Nicole Smith ’18 / Emertainment Monthly Staff Writer
It’s been roughly six years since the last major installment of the Shin Megami Tensei: Persona series was released. After five years of tight-lipped development and vague teasers, we’ve finally caught the first glimpse of what director Katsura Hashino’s newest RPG project looks like. On February 5th, the first official gameplay trailer for Persona 5 was released to the public, and with how much time and effort has been poured into the game’s creation, the trailer certainly presented a lot for avid fans to digest.
The best way to break down all this new information—both what was presented in the first trailer and what was subsequently revealed through almost immediate interviews with Hashino—is to see how it holds up against previous installments of the title. So, without further ado:
The most immediately apparent change is the fundamentals of how the game looks. The last major Persona title was released for the PlayStation 2, and while Persona 5 will be supported on the PlayStation 3, it feels as though the development team is pushing to have it played on the PlayStation 4. The graphics, understandably, have advanced leaps and bounds since then, and are actually rather reminiscent of another title under Hashino’s belt. If you remember the PS3 half puzzle platformer, half social-simulator Catherine, then Persona 5 will look very familiar to you. While Catherine was built using a third-party engine and Persona 5 is being developed on a highly specialized in-house engine, the games are very aesthetically similar. Persona 5, as far as looks go, is much closer to Catherine than it is to its predecessor, Persona 4.
Persona 5 will also be focusing on a story that is more morally gray, with the protagonist being less of a hero than the protagonists of the previous two games. In fact, he’s a straight-up criminal – the gameplay trailer all but revealed that he’s a thief, and a very theatrical one at that. Hashino stated that he wants the game to be reminiscent of Spanish picaresque novels, which focused on dashing rogues, to tie in with the protagonist’s “phantom thief” aesthetic. But this Robin Hood doesn’t come without his own problems. During an interview with Famitsu, Hashino revealed that the main character has some sort of “problem,” or baggage that is tying him down and must be dealt with throughout the course of the game. He also pretends to be sweet and demure to hide a much more devious true personality. So we already know that our new protagonist is significantly more sociopathic than our older ones.
What’s Staying the Same?
Pretty much everything that’s crucial to making this game feel like a true Persona game – the developers are highly intent on creating a new and exciting experience for players, but also making Persona 3 and Persona 4 fans feel right at home. In relation to the game’s combat system, dungeon crawls are essentially staying the same save for a few minor details. Whereas in previous games, dungeons were almost entirely randomly generated with only a few set floors, this title will feature more certainty in the dungeon’s various floors and levels, with more interactivity and puzzles than previous titles. Otherwise, there aren’t that many big changes.
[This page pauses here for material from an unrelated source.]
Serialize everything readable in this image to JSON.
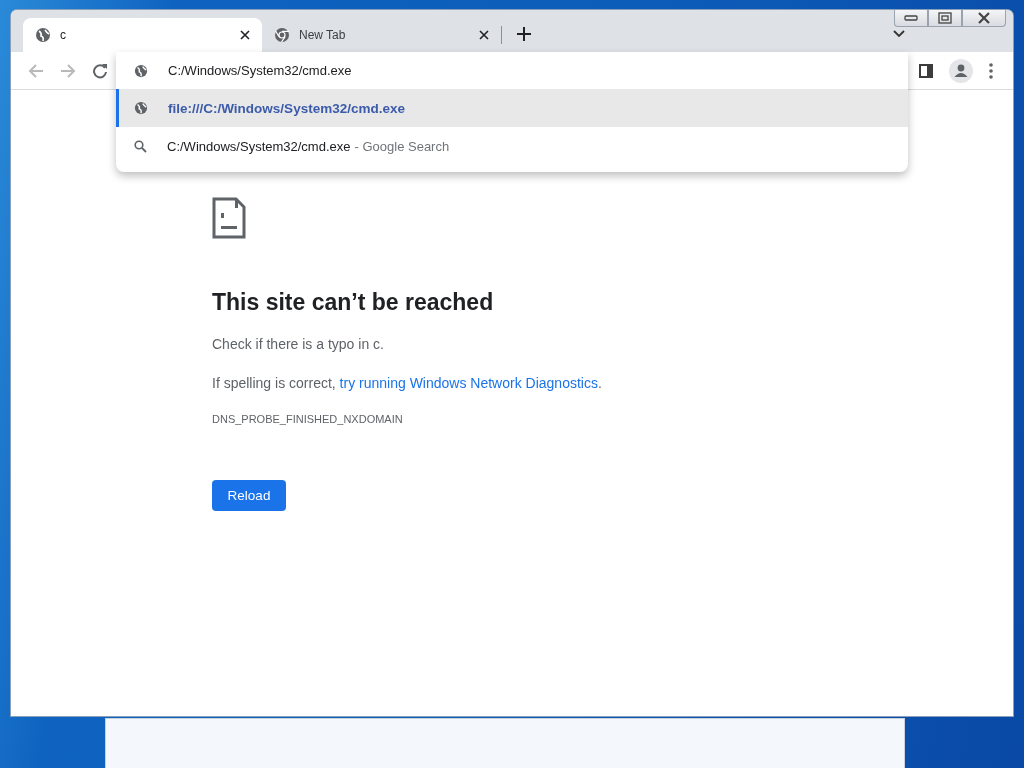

In battle, Hashino wants to keep the classic turn-based system that Persona fans have become used to, but tweak it so that the player feels they have more freedom than in past titles. Finally, one of Persona’s most iconic mechanics, the Social Link, where the protagonist can make friends and strengthen bonds with other characters, is returning in some form that has not been fully disclosed yet. The system will have more of a focus on making the individual characters stronger through the power of friendship (which is a recurring theme, as many longtime fans are aware) and socializing will offer distinct benefits to the player.
And One More Thing…
There’s also some miscellaneous information we know about the game to hype everyone up. Unlike in previous games, each individual party member appears to have a primary short-range weapon and a secondary long-range weapon, to diversify the dynamics of the new battle system. And speaking of those party members, we actually already have names! Aside from the nameless protagonist, the game features a male party member by the name of Ryuji Sakamoto, a girl named Anzu Takamaki, and a “mysterious shapeshifting cat,” whatever that means for the story, named Morgana. Finally, the protagonist’s main Persona, who he’ll without a doubt use to fight against all those baddies crawling around in those dungeons, has been dubbed Arséne. Though nothing’s official yet, speculation suggests he’s dubbed after Arséne Lupin, a famous fictional gentleman rogue created by French author Maurice Leblanc.
All in all, the trailer looks super solid and offers a really exciting view of a game that fans have been waiting a very long time for. Hashino has said several times that he wants Persona 5 to leave players with a sense of catharsis and optimism, like they can go out and change something about their lives, and whether he achieves that or not, Persona 5 is shaping up to be a pretty awesome game.